Walk therapy does have some unique considerations pertaining to confidentiality. The limits of confidentiality, in general and unique to walk therapy, are outlined in my consent form and discussed in person. If there are significant concerns about being identified or listened to in a public space, walk therapy is not recommended.
For clients without these concerns, I still address any questions. One of the most common is how to handle a walking into someone known on the path (therapist or client). This response is best handled before we start our process. Some clients feel comfortable stating our roles if we are stopped by someone familiar to them on our walk. For others, introducing a therapist as a “friend” and moving on may be preferred. Given that we walk on a low-traffic path, the likelihood of either is low. However, predicting and processing ahead of time is the best and most ethical approach.
In addition, sometimes there may be need to find privacy in our sessions, away from the path. Occasionally, we may take a break from being outdoors and move to the office. Importantly, these decisions are made collaboratively between therapist and client.

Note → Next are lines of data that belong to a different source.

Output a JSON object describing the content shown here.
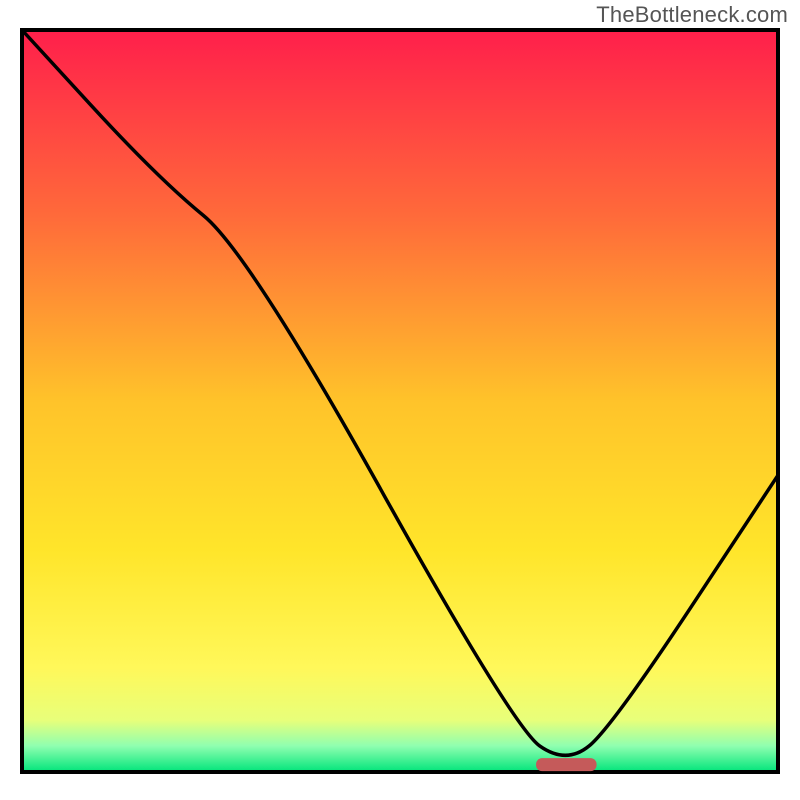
{
  "watermark": "TheBottleneck.com",
  "chart_data": {
    "type": "line",
    "title": "",
    "xlabel": "",
    "ylabel": "",
    "xlim": [
      0,
      100
    ],
    "ylim": [
      0,
      100
    ],
    "grid": false,
    "legend": false,
    "annotations": [],
    "background_gradient_stops": [
      {
        "offset": 0.0,
        "color": "#ff1f4b"
      },
      {
        "offset": 0.25,
        "color": "#ff6a3a"
      },
      {
        "offset": 0.5,
        "color": "#ffc32a"
      },
      {
        "offset": 0.7,
        "color": "#ffe52a"
      },
      {
        "offset": 0.86,
        "color": "#fff85a"
      },
      {
        "offset": 0.93,
        "color": "#e8ff7a"
      },
      {
        "offset": 0.965,
        "color": "#8fffb0"
      },
      {
        "offset": 1.0,
        "color": "#00e47a"
      }
    ],
    "series": [
      {
        "name": "bottleneck-curve",
        "stroke": "#000000",
        "x": [
          0,
          18,
          30,
          65,
          72,
          78,
          100
        ],
        "values": [
          100,
          80,
          70,
          6,
          1,
          6,
          40
        ]
      }
    ],
    "marker": {
      "name": "optimal-region",
      "shape": "rounded-bar",
      "color": "#c55a5a",
      "x_range": [
        68,
        76
      ],
      "y": 1
    }
  }
}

As outlined in my consent form, prospective clients need to ensure they are in good physical condition for exercise. Our walks are not rigorous, but we are exercising and others do move quickly on the path.

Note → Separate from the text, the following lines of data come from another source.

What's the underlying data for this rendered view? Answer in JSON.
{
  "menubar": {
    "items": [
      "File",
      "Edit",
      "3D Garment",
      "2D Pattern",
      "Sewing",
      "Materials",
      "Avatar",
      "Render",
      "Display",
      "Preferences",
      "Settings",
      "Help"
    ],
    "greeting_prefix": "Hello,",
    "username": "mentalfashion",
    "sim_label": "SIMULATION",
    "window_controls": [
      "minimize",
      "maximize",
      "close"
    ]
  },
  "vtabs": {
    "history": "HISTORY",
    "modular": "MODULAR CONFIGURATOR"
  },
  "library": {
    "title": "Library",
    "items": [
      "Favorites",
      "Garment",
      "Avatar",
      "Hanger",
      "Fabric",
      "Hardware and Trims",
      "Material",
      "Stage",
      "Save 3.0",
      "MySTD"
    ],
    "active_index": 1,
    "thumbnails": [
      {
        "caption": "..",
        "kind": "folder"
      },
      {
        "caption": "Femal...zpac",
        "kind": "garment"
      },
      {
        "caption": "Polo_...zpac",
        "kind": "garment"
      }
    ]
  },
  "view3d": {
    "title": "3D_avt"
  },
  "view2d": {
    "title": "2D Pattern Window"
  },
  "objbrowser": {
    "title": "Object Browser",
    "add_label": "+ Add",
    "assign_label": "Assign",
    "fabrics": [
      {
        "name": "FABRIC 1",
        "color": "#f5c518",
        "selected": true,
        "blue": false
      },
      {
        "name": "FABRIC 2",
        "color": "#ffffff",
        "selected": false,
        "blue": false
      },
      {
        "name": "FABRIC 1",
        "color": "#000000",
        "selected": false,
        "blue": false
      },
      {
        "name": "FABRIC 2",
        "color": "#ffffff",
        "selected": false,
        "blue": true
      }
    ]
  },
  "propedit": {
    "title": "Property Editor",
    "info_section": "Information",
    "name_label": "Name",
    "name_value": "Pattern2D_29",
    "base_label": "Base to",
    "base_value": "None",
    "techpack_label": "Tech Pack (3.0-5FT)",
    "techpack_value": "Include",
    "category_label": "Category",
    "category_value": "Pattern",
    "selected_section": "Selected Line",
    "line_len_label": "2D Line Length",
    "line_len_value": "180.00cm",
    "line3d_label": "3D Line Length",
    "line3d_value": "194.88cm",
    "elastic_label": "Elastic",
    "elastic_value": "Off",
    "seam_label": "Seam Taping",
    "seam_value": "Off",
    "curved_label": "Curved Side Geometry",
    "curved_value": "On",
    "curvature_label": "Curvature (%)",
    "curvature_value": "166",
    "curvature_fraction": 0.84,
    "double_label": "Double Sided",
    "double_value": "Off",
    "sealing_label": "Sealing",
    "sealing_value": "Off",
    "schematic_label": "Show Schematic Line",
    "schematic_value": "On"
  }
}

While accidents or health emergencies are unlikely, clients need to be aware (and consent to) a lack of liability I can provide for accidents or health related incidents. This includes the unlikely event of injury stemming from accidents with others (occasional bikers for example) or other health emergencies.

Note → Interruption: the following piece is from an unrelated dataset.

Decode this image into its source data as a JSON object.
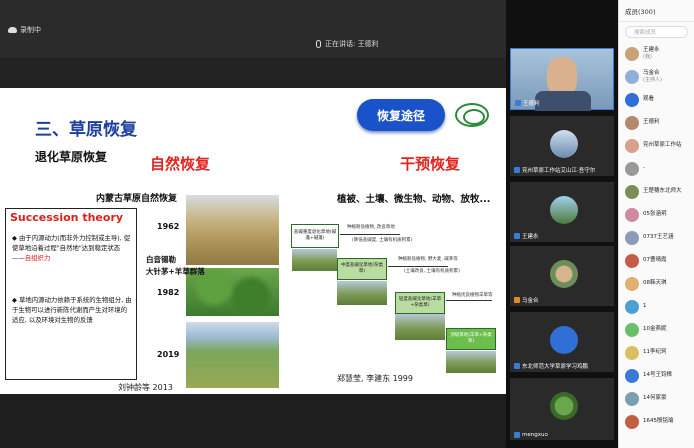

If there are any fears or uncertainty of a prospective client’s health status being sufficient to engage in walk therapy — another format is recommended.